> [Task prompt]
Pictures aside, repeat every entry exactly.

##### Extracted material

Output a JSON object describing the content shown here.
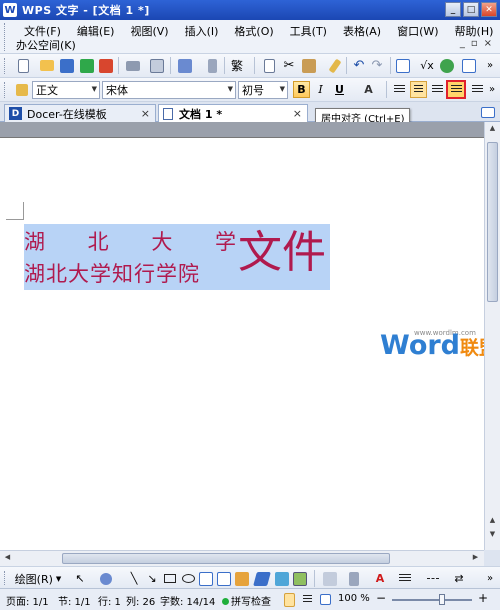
{
  "window": {
    "title": "WPS 文字 - [文档 1 *]",
    "logo": "W"
  },
  "window_controls": {
    "minimize": "_",
    "restore": "□",
    "close": "✕"
  },
  "menu": {
    "items": [
      "文件(F)",
      "编辑(E)",
      "视图(V)",
      "插入(I)",
      "格式(O)",
      "工具(T)",
      "表格(A)",
      "窗口(W)",
      "帮助(H)"
    ],
    "row2": "办公空间(K)",
    "doc_controls": [
      "_",
      "▫",
      "×"
    ]
  },
  "format_toolbar": {
    "style": "正文",
    "font": "宋体",
    "size": "初号",
    "bold": "B",
    "italic": "I",
    "underline": "U",
    "font_color": "A"
  },
  "tabs": [
    {
      "label": "Docer-在线模板",
      "close": "×",
      "logo": "D"
    },
    {
      "label": "文档 1 *",
      "close": "×"
    }
  ],
  "tooltip": "居中对齐 (Ctrl+E)",
  "document": {
    "line1_chars": [
      "湖",
      "北",
      "大",
      "学"
    ],
    "line2": "湖北大学知行学院",
    "big_text": "文件"
  },
  "watermark": {
    "url": "www.wordlm.com",
    "word": "Word",
    "cn": "联盟"
  },
  "drawbar": {
    "label": "绘图(R)"
  },
  "status": {
    "page": "页面: 1/1",
    "section": "节: 1/1",
    "line": "行: 1",
    "column": "列: 26",
    "chars": "字数: 14/14",
    "spell": "拼写检查",
    "zoom": "100 %",
    "zoom_minus": "−",
    "zoom_plus": "+",
    "zoom_level": 1.0
  },
  "colors": {
    "title_bar": "#1b47b3",
    "doc_text": "#b01a4e",
    "selection": "#b8d3f6",
    "highlight_border": "#e0202c",
    "watermark_blue": "#2f7fd2",
    "watermark_orange": "#f08a10"
  },
  "icons": [
    "new-doc-icon",
    "open-folder-icon",
    "save-icon",
    "print-icon",
    "cut-icon",
    "copy-icon",
    "paste-icon",
    "undo-icon",
    "redo-icon",
    "align-left-icon",
    "align-center-icon",
    "align-right-icon",
    "justify-icon",
    "line-tool-icon",
    "arrow-tool-icon",
    "rectangle-tool-icon",
    "ellipse-tool-icon"
  ]
}
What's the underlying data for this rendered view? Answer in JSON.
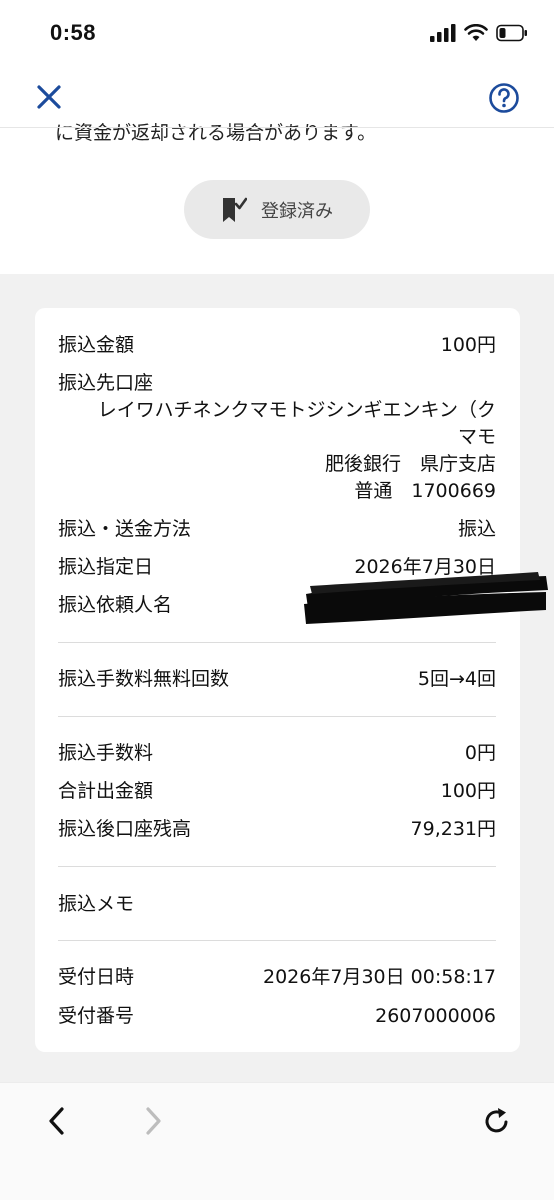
{
  "status_bar": {
    "time": "0:58"
  },
  "top_text_cut": "に資金が返却される場合があります。",
  "registered_button": {
    "label": "登録済み"
  },
  "details": {
    "amount": {
      "label": "振込金額",
      "value": "100円"
    },
    "destination": {
      "label": "振込先口座",
      "name_line1": "レイワハチネンクマモトジシンギエンキン（ク",
      "name_line2": "マモ",
      "bank": "肥後銀行　県庁支店",
      "account": "普通　1700669"
    },
    "method": {
      "label": "振込・送金方法",
      "value": "振込"
    },
    "date": {
      "label": "振込指定日",
      "value": "2026年7月30日"
    },
    "requester": {
      "label": "振込依頼人名"
    },
    "free_count": {
      "label": "振込手数料無料回数",
      "value": "5回→4回"
    },
    "fee": {
      "label": "振込手数料",
      "value": "0円"
    },
    "total": {
      "label": "合計出金額",
      "value": "100円"
    },
    "balance": {
      "label": "振込後口座残高",
      "value": "79,231円"
    },
    "memo": {
      "label": "振込メモ"
    },
    "received_at": {
      "label": "受付日時",
      "value": "2026年7月30日 00:58:17"
    },
    "receipt_no": {
      "label": "受付番号",
      "value": "2607000006"
    }
  },
  "colors": {
    "accent": "#1c4b9c",
    "background_gray": "#f1f1f1"
  }
}
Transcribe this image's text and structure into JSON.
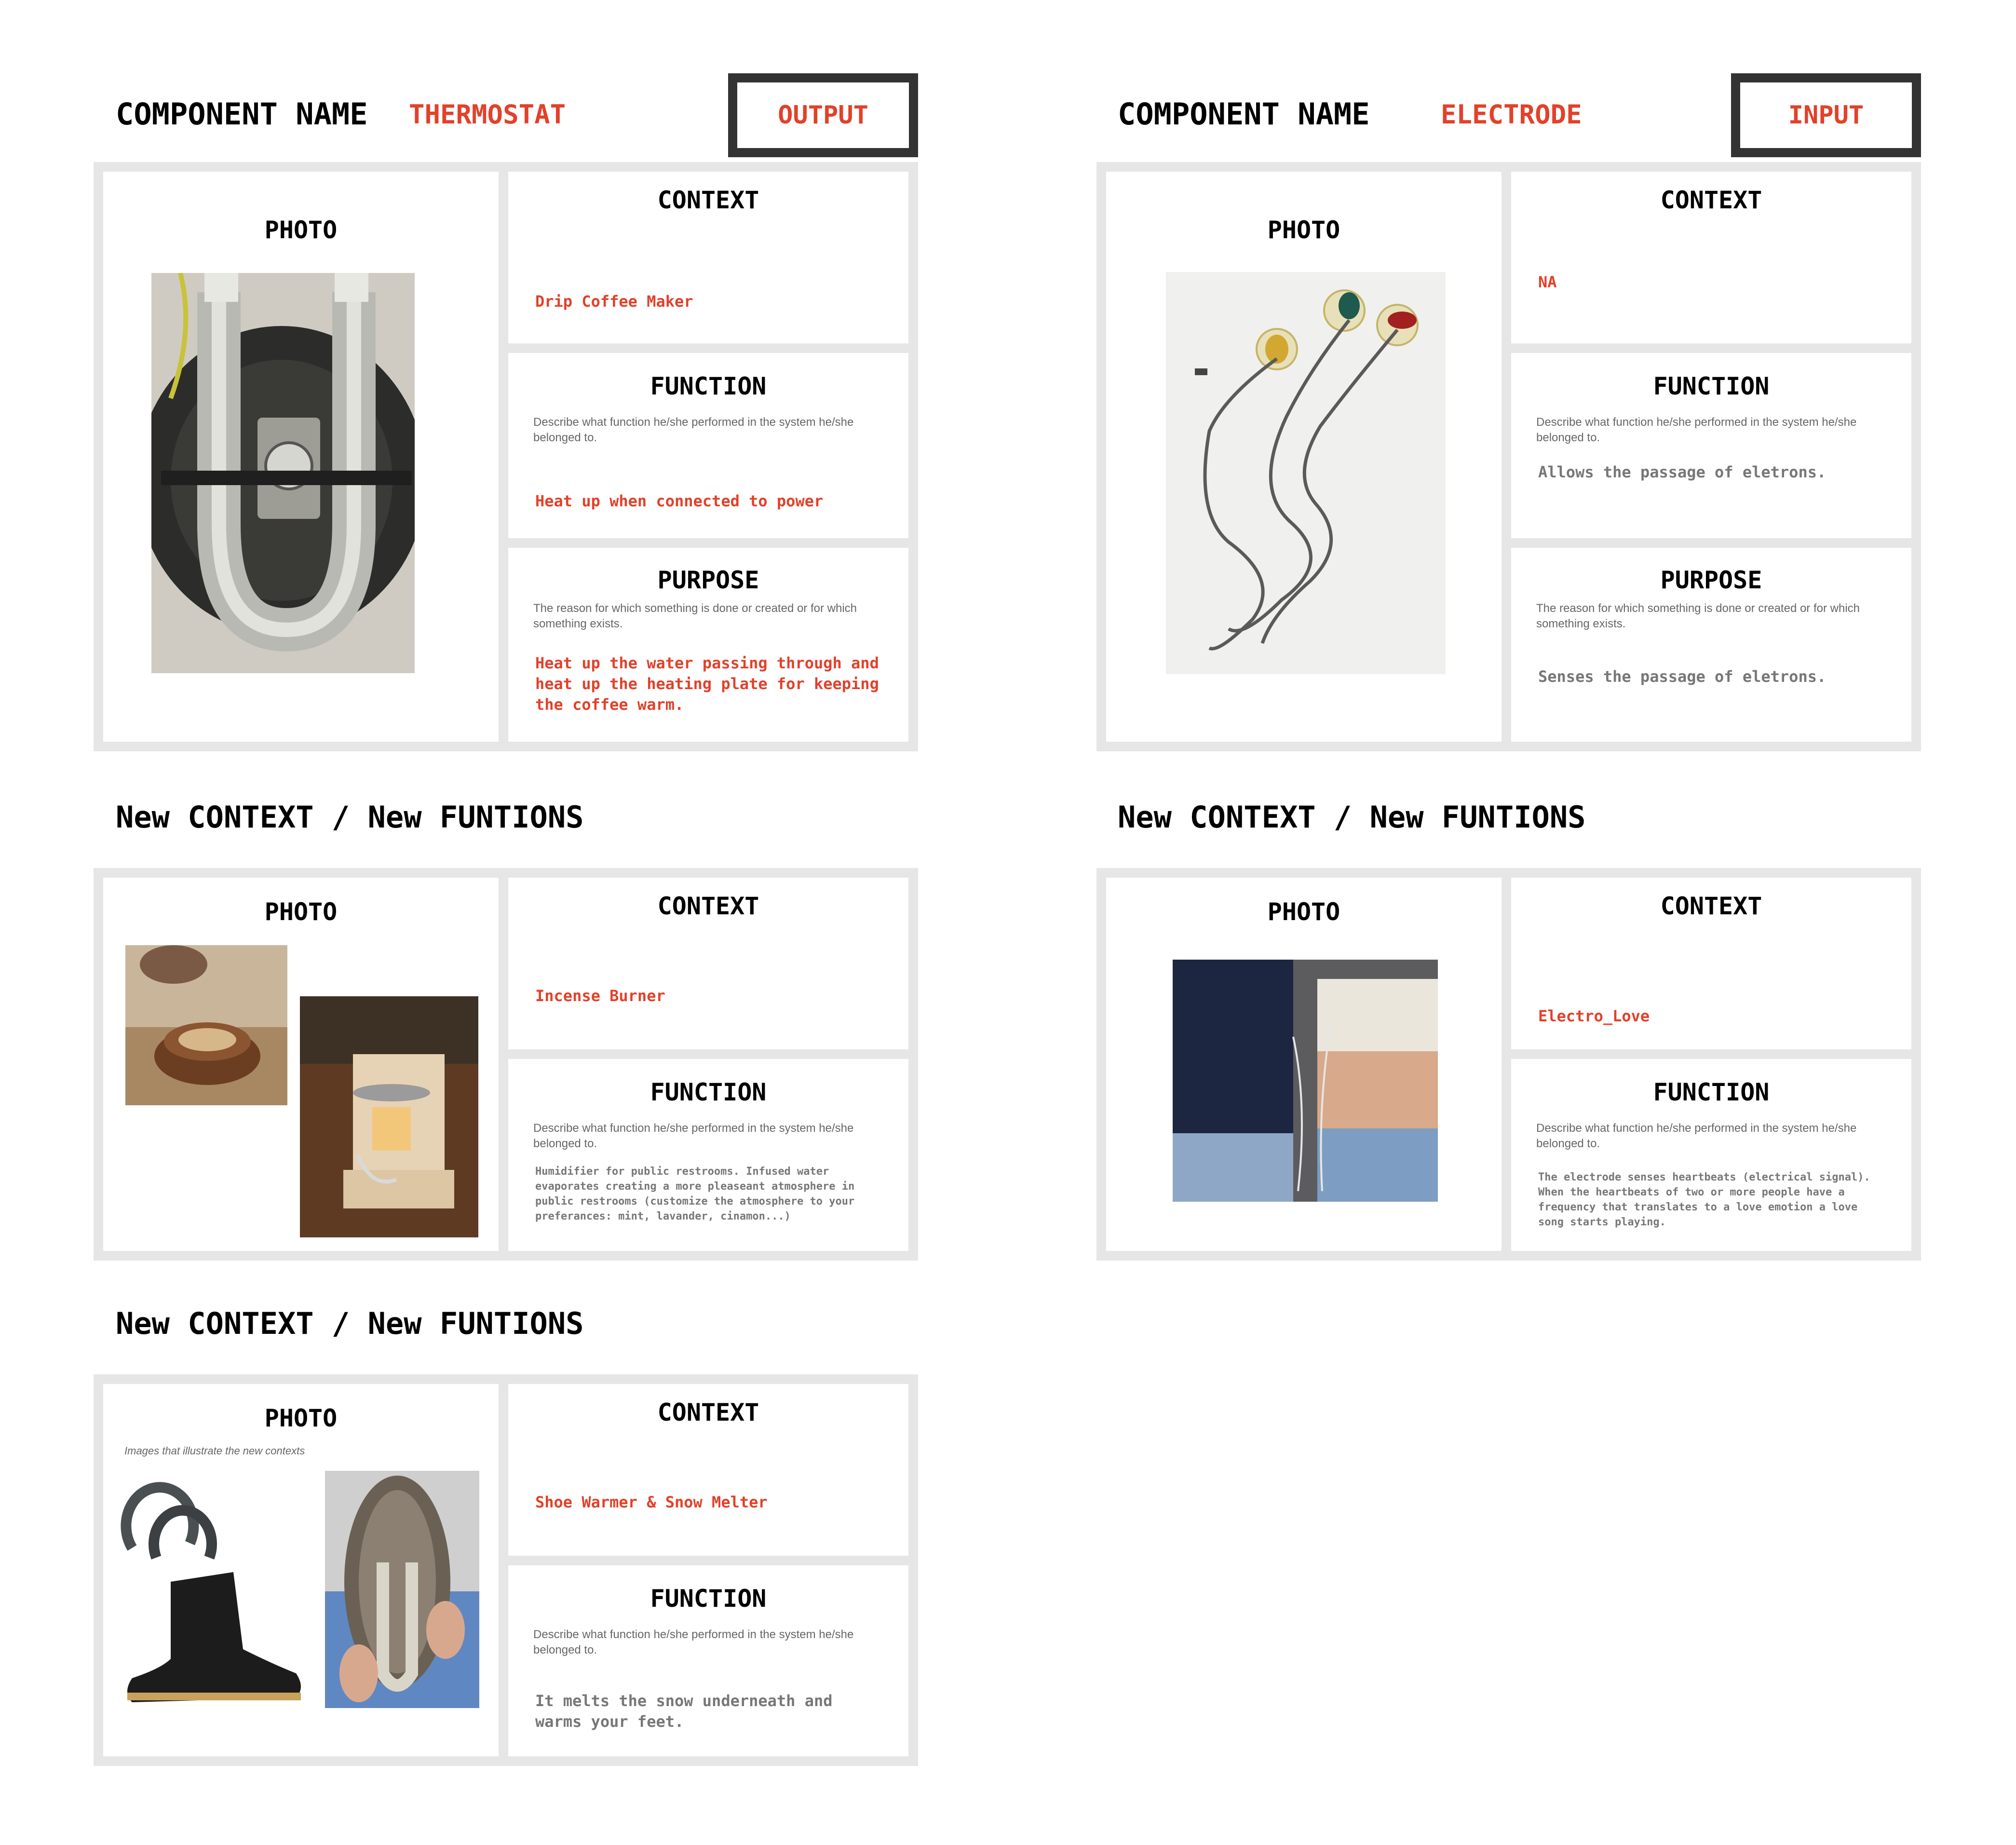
{
  "thermostat": {
    "component_label": "COMPONENT NAME",
    "component_name": "THERMOSTAT",
    "io": "OUTPUT",
    "photo_title": "PHOTO",
    "context_title": "CONTEXT",
    "context_value": "Drip Coffee Maker",
    "function_title": "FUNCTION",
    "function_desc": "Describe what function he/she performed in the system he/she belonged to.",
    "function_value": "Heat up when connected to power",
    "purpose_title": "PURPOSE",
    "purpose_desc": "The reason for which something is done or created or for which something exists.",
    "purpose_value": "Heat up the water passing through and\nheat up the heating plate for keeping\nthe coffee warm."
  },
  "electrode": {
    "component_label": "COMPONENT NAME",
    "component_name": "ELECTRODE",
    "io": "INPUT",
    "photo_title": "PHOTO",
    "context_title": "CONTEXT",
    "context_value": "NA",
    "function_title": "FUNCTION",
    "function_desc": "Describe what function he/she performed in the system he/she belonged to.",
    "function_value": "Allows the passage of eletrons.",
    "purpose_title": "PURPOSE",
    "purpose_desc": "The reason for which something is done or created or for which something exists.",
    "purpose_value": "Senses the passage of eletrons."
  },
  "new_section_title": "New CONTEXT / New FUNTIONS",
  "incense": {
    "photo_title": "PHOTO",
    "context_title": "CONTEXT",
    "context_value": "Incense Burner",
    "function_title": "FUNCTION",
    "function_desc": "Describe what function he/she performed in the system he/she belonged to.",
    "function_value": "Humidifier for public restrooms. Infused water\nevaporates creating a more pleaseant atmosphere in\npublic restrooms (customize the atmosphere to your\npreferances: mint, lavander, cinamon...)"
  },
  "electro_love": {
    "photo_title": "PHOTO",
    "context_title": "CONTEXT",
    "context_value": "Electro_Love",
    "function_title": "FUNCTION",
    "function_desc": "Describe what function he/she performed in the system he/she belonged to.",
    "function_value": "The electrode senses heartbeats (electrical signal).\nWhen the heartbeats of two or more people have a\nfrequency that translates to a love emotion a love\nsong starts playing."
  },
  "shoe": {
    "photo_title": "PHOTO",
    "photo_caption": "Images that illustrate the new contexts",
    "context_title": "CONTEXT",
    "context_value": "Shoe Warmer & Snow Melter",
    "function_title": "FUNCTION",
    "function_desc": "Describe what function he/she performed in the system he/she belonged to.",
    "function_value": "It melts the snow underneath and\nwarms your feet."
  }
}
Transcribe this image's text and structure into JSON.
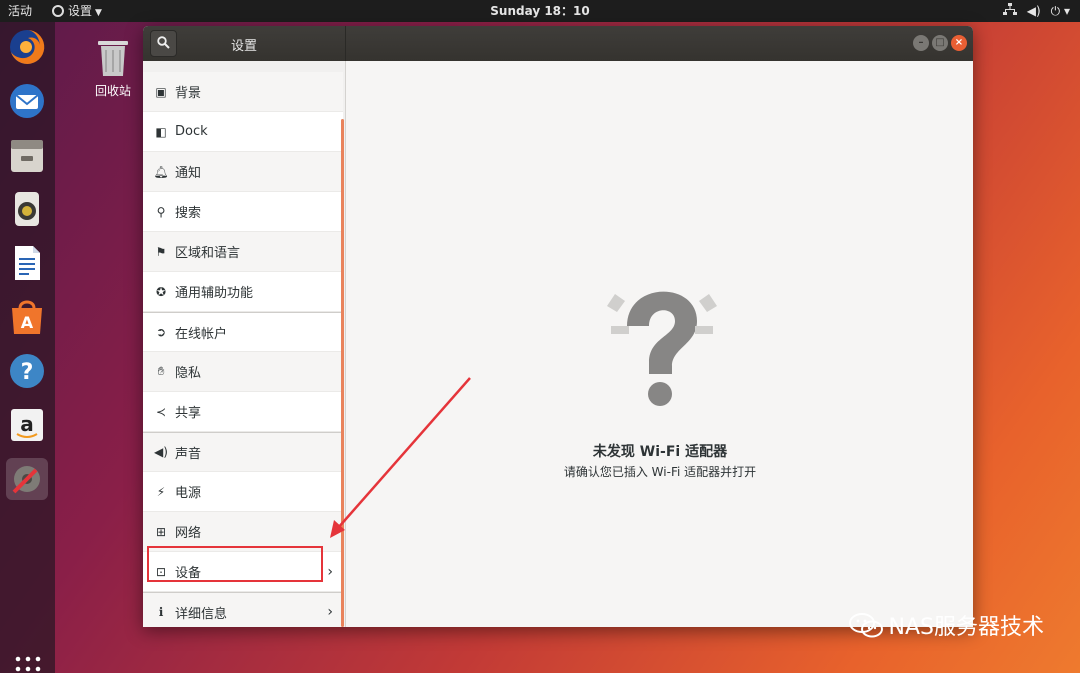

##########

> [Output below]
Output a JSON object describing the content shown here.
{
  "window": {
    "title": "WPS 文字 - [文档 1 *]",
    "logo": "W"
  },
  "window_controls": {
    "minimize": "_",
    "restore": "□",
    "close": "✕"
  },
  "menu": {
    "items": [
      "文件(F)",
      "编辑(E)",
      "视图(V)",
      "插入(I)",
      "格式(O)",
      "工具(T)",
      "表格(A)",
      "窗口(W)",
      "帮助(H)"
    ],
    "row2": "办公空间(K)",
    "doc_controls": [
      "_",
      "▫",
      "×"
    ]
  },
  "format_toolbar": {
    "style": "正文",
    "font": "宋体",
    "size": "初号",
    "bold": "B",
    "italic": "I",
    "underline": "U",
    "font_color": "A"
  },
  "tabs": [
    {
      "label": "Docer-在线模板",
      "close": "×",
      "logo": "D"
    },
    {
      "label": "文档 1 *",
      "close": "×"
    }
  ],
  "tooltip": "居中对齐 (Ctrl+E)",
  "document": {
    "line1_chars": [
      "湖",
      "北",
      "大",
      "学"
    ],
    "line2": "湖北大学知行学院",
    "big_text": "文件"
  },
  "watermark": {
    "url": "www.wordlm.com",
    "word": "Word",
    "cn": "联盟"
  },
  "drawbar": {
    "label": "绘图(R)"
  },
  "status": {
    "page": "页面: 1/1",
    "section": "节: 1/1",
    "line": "行: 1",
    "column": "列: 26",
    "chars": "字数: 14/14",
    "spell": "拼写检查",
    "zoom": "100 %",
    "zoom_minus": "−",
    "zoom_plus": "+",
    "zoom_level": 1.0
  },
  "colors": {
    "title_bar": "#1b47b3",
    "doc_text": "#b01a4e",
    "selection": "#b8d3f6",
    "highlight_border": "#e0202c",
    "watermark_blue": "#2f7fd2",
    "watermark_orange": "#f08a10"
  },
  "icons": [
    "new-doc-icon",
    "open-folder-icon",
    "save-icon",
    "print-icon",
    "cut-icon",
    "copy-icon",
    "paste-icon",
    "undo-icon",
    "redo-icon",
    "align-left-icon",
    "align-center-icon",
    "align-right-icon",
    "justify-icon",
    "line-tool-icon",
    "arrow-tool-icon",
    "rectangle-tool-icon",
    "ellipse-tool-icon"
  ]
}
What's the underlying data for this rendered view? Answer in JSON.
{
  "status_bar": {
    "time": "0:58"
  },
  "top_text_cut": "に資金が返却される場合があります。",
  "registered_button": {
    "label": "登録済み"
  },
  "details": {
    "amount": {
      "label": "振込金額",
      "value": "100円"
    },
    "destination": {
      "label": "振込先口座",
      "name_line1": "レイワハチネンクマモトジシンギエンキン（ク",
      "name_line2": "マモ",
      "bank": "肥後銀行　県庁支店",
      "account": "普通　1700669"
    },
    "method": {
      "label": "振込・送金方法",
      "value": "振込"
    },
    "date": {
      "label": "振込指定日",
      "value": "2026年7月30日"
    },
    "requester": {
      "label": "振込依頼人名"
    },
    "free_count": {
      "label": "振込手数料無料回数",
      "value": "5回→4回"
    },
    "fee": {
      "label": "振込手数料",
      "value": "0円"
    },
    "total": {
      "label": "合計出金額",
      "value": "100円"
    },
    "balance": {
      "label": "振込後口座残高",
      "value": "79,231円"
    },
    "memo": {
      "label": "振込メモ"
    },
    "received_at": {
      "label": "受付日時",
      "value": "2026年7月30日 00:58:17"
    },
    "receipt_no": {
      "label": "受付番号",
      "value": "2607000006"
    }
  },
  "colors": {
    "accent": "#1c4b9c",
    "background_gray": "#f1f1f1"
  }
}
Transcribe this image's text and structure into JSON.
{
  "thermostat": {
    "component_label": "COMPONENT NAME",
    "component_name": "THERMOSTAT",
    "io": "OUTPUT",
    "photo_title": "PHOTO",
    "context_title": "CONTEXT",
    "context_value": "Drip Coffee Maker",
    "function_title": "FUNCTION",
    "function_desc": "Describe what function he/she performed in the system he/she belonged to.",
    "function_value": "Heat up when connected to power",
    "purpose_title": "PURPOSE",
    "purpose_desc": "The reason for which something is done or created or for which something exists.",
    "purpose_value": "Heat up the water passing through and\nheat up the heating plate for keeping\nthe coffee warm."
  },
  "electrode": {
    "component_label": "COMPONENT NAME",
    "component_name": "ELECTRODE",
    "io": "INPUT",
    "photo_title": "PHOTO",
    "context_title": "CONTEXT",
    "context_value": "NA",
    "function_title": "FUNCTION",
    "function_desc": "Describe what function he/she performed in the system he/she belonged to.",
    "function_value": "Allows the passage of eletrons.",
    "purpose_title": "PURPOSE",
    "purpose_desc": "The reason for which something is done or created or for which something exists.",
    "purpose_value": "Senses the passage of eletrons."
  },
  "new_section_title": "New CONTEXT / New FUNTIONS",
  "incense": {
    "photo_title": "PHOTO",
    "context_title": "CONTEXT",
    "context_value": "Incense Burner",
    "function_title": "FUNCTION",
    "function_desc": "Describe what function he/she performed in the system he/she belonged to.",
    "function_value": "Humidifier for public restrooms. Infused water\nevaporates creating a more pleaseant atmosphere in\npublic restrooms (customize the atmosphere to your\npreferances: mint, lavander, cinamon...)"
  },
  "electro_love": {
    "photo_title": "PHOTO",
    "context_title": "CONTEXT",
    "context_value": "Electro_Love",
    "function_title": "FUNCTION",
    "function_desc": "Describe what function he/she performed in the system he/she belonged to.",
    "function_value": "The electrode senses heartbeats (electrical signal).\nWhen the heartbeats of two or more people have a\nfrequency that translates to a love emotion a love\nsong starts playing."
  },
  "shoe": {
    "photo_title": "PHOTO",
    "photo_caption": "Images that illustrate the new contexts",
    "context_title": "CONTEXT",
    "context_value": "Shoe Warmer & Snow Melter",
    "function_title": "FUNCTION",
    "function_desc": "Describe what function he/she performed in the system he/she belonged to.",
    "function_value": "It melts the snow underneath and\nwarms your feet."
  }
}
Transcribe this image's text and structure into JSON.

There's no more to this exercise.